Your task
Down to the last line, repeat the entries exactly.

=== Begin Enclosure ===

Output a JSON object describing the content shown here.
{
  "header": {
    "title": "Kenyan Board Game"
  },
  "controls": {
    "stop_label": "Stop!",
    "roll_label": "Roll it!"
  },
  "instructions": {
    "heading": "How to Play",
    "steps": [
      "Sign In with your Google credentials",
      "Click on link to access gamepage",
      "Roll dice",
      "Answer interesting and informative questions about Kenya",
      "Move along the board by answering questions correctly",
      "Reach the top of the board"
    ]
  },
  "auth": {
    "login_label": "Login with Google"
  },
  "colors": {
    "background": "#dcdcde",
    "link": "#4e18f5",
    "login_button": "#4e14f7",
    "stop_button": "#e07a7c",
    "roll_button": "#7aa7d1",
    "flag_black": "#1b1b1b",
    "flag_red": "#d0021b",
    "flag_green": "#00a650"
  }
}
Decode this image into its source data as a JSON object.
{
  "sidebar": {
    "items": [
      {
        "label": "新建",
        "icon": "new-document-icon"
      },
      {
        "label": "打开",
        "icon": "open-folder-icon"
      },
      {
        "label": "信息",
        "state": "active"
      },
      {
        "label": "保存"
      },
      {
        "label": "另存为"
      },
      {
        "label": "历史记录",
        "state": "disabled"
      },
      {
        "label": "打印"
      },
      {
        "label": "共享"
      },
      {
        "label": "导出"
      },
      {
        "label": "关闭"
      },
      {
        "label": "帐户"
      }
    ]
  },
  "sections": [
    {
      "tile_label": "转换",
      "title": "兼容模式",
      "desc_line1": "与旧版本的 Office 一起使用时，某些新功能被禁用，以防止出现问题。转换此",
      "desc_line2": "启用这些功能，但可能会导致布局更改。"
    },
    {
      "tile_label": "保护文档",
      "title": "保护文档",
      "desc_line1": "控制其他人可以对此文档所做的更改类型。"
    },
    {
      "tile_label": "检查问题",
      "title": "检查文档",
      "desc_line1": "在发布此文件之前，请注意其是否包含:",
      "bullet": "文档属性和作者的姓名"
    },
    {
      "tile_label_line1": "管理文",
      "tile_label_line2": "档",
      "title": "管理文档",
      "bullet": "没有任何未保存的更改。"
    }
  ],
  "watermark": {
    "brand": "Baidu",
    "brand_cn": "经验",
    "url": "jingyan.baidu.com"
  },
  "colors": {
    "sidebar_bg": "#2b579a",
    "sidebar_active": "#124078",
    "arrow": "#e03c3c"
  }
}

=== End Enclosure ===

Result below
Output a JSON object describing the content shown here.
{
  "header": {
    "title": "Kenyan Board Game"
  },
  "controls": {
    "stop_label": "Stop!",
    "roll_label": "Roll it!"
  },
  "instructions": {
    "heading": "How to Play",
    "steps": [
      "Sign In with your Google credentials",
      "Click on link to access gamepage",
      "Roll dice",
      "Answer interesting and informative questions about Kenya",
      "Move along the board by answering questions correctly",
      "Reach the top of the board"
    ]
  },
  "auth": {
    "login_label": "Login with Google"
  },
  "colors": {
    "background": "#dcdcde",
    "link": "#4e18f5",
    "login_button": "#4e14f7",
    "stop_button": "#e07a7c",
    "roll_button": "#7aa7d1",
    "flag_black": "#1b1b1b",
    "flag_red": "#d0021b",
    "flag_green": "#00a650"
  }
}
Decode this image into its source data as a JSON object.
{
  "sidebar": {
    "items": [
      {
        "label": "新建",
        "icon": "new-document-icon"
      },
      {
        "label": "打开",
        "icon": "open-folder-icon"
      },
      {
        "label": "信息",
        "state": "active"
      },
      {
        "label": "保存"
      },
      {
        "label": "另存为"
      },
      {
        "label": "历史记录",
        "state": "disabled"
      },
      {
        "label": "打印"
      },
      {
        "label": "共享"
      },
      {
        "label": "导出"
      },
      {
        "label": "关闭"
      },
      {
        "label": "帐户"
      }
    ]
  },
  "sections": [
    {
      "tile_label": "转换",
      "title": "兼容模式",
      "desc_line1": "与旧版本的 Office 一起使用时，某些新功能被禁用，以防止出现问题。转换此",
      "desc_line2": "启用这些功能，但可能会导致布局更改。"
    },
    {
      "tile_label": "保护文档",
      "title": "保护文档",
      "desc_line1": "控制其他人可以对此文档所做的更改类型。"
    },
    {
      "tile_label": "检查问题",
      "title": "检查文档",
      "desc_line1": "在发布此文件之前，请注意其是否包含:",
      "bullet": "文档属性和作者的姓名"
    },
    {
      "tile_label_line1": "管理文",
      "tile_label_line2": "档",
      "title": "管理文档",
      "bullet": "没有任何未保存的更改。"
    }
  ],
  "watermark": {
    "brand": "Baidu",
    "brand_cn": "经验",
    "url": "jingyan.baidu.com"
  },
  "colors": {
    "sidebar_bg": "#2b579a",
    "sidebar_active": "#124078",
    "arrow": "#e03c3c"
  }
}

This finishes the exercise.